Why Sales throws Marketing under the bus (and how you can avoid the fatalities!)
1 to ignore the request from sales for more light.
1 to develop a creative brief on why light is important.
7 to shoot the YouTube video on how to screw in a light bulb.
1 to evaluate the amount of light offered by competitors and draft a competitive analysis.
2 to create the product slick.
1 to determine competitive pricing for the service and then set the cost well above that.
1 to buy 150-watt bulb for a 60-watt lamp.
1 to put the right spin on the process.
The above scenario, while humorous, is a sad indictment of the misalignment and disconnect that often exists between Sales and Marketing departments – a disconnect that, according to a recent webinar hosted by market intelligence firm IDC, can cost a company in excess of 10 percent of its annual revenues. While some organizations have been attempting, for many years, to equip their sales force with the right information, at the right time, in the right format, to help drive the sales process forward, many companies still struggle to get their Sales and Marketing teams aligned around the right processes and technologies.
One of the major reasons for the misalignment between Sales and Marketing is that the two departments simply have different agendas. Because of the lack of communication, understanding and alignment, Sales believes that the content and collateral created by Marketing isn’t as effective as it should be. At the same time, most marketers don’t have an effective way to track and receive feedback on what collateral was actually used to win and close business, or to know what was working and what wasn’t.
Since Marketing rarely makes face-to-face sales calls to actually see how the customer-facing content that has been developed for them is working, it is almost impossible for Marketing to react accordingly and know when it isn’t. My previous Blog “Are office politics, silos and turf wars killing your sales?” is a perfect example of the problem that exists between Sales and Marketing. The politics, silos and turf wars between these two groups is often one of the main reasons why neither Sales nor Marketing are as effective as they could and should be. So, it’s all too easy for Sales to throw Marketing under the bus and complain that Marketing is “out of touch”, with the “real world” of Sales.

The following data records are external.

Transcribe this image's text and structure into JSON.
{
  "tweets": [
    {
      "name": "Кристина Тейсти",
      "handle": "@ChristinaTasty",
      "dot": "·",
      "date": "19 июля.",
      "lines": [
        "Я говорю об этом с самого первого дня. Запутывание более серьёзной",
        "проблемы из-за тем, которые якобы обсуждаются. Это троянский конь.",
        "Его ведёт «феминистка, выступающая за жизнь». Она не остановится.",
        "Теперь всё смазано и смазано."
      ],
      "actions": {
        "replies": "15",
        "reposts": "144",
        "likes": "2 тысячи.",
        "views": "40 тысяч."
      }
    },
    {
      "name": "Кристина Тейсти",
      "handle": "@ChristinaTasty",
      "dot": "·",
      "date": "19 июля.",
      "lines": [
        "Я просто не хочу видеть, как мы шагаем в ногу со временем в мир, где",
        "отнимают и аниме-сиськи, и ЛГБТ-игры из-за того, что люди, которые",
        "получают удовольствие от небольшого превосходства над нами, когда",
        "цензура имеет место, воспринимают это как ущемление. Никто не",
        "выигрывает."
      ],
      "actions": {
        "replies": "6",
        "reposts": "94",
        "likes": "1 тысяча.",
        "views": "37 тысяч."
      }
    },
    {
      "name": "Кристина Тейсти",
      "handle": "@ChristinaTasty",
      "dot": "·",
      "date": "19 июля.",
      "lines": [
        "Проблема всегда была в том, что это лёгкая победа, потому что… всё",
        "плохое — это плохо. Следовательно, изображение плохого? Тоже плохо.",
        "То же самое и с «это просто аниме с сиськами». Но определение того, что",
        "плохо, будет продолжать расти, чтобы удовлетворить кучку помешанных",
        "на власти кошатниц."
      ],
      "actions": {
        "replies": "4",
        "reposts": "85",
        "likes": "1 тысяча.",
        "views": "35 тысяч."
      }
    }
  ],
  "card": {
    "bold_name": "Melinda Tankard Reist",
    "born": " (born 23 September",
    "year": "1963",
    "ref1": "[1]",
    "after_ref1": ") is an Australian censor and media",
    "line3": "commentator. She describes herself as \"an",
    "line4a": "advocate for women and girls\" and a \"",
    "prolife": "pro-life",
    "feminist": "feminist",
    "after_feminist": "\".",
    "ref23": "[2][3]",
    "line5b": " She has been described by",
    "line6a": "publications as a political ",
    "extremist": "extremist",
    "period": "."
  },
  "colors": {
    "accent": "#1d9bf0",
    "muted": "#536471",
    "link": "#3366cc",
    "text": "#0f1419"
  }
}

When Marketing responds to a request from Sales to create a particular piece of content or collateral, it’s not uncommon that it goes unused once it has been created. Marketing responds to the Sales request only to get thrown under the bus, by Sales, because it didn’t meet their needs. So, whose fault was that? I mean, did Sales not provide the right information or detail of exactly what it was they needed? Or did Marketing not listen clearly enough and ask for clarification regarding what Sales wanted and needed? So they wind up finger pointing and blaming each other for the outcome. All too often we find salespeople spending way too much time rewriting marketing collateral that takes them away from the time they should be using to sell. This results in less selling time in the field with collateral that is often less effective than the original marketing piece they attempted to rewrite.
The best way to avoid these fatalities is to clearly have a formal process in place that allows each group to collaborate and work together for the common goal of the whole organization and customer. Information and feedback need to flow in both directions so Sales and Marketing are in sync and are supporting each other. If the two groups can develop this type of relationship where they both recognize that each desperately needs the other, then and only then, will they have each other’s backs and eliminate anyone from being thrown under the bus.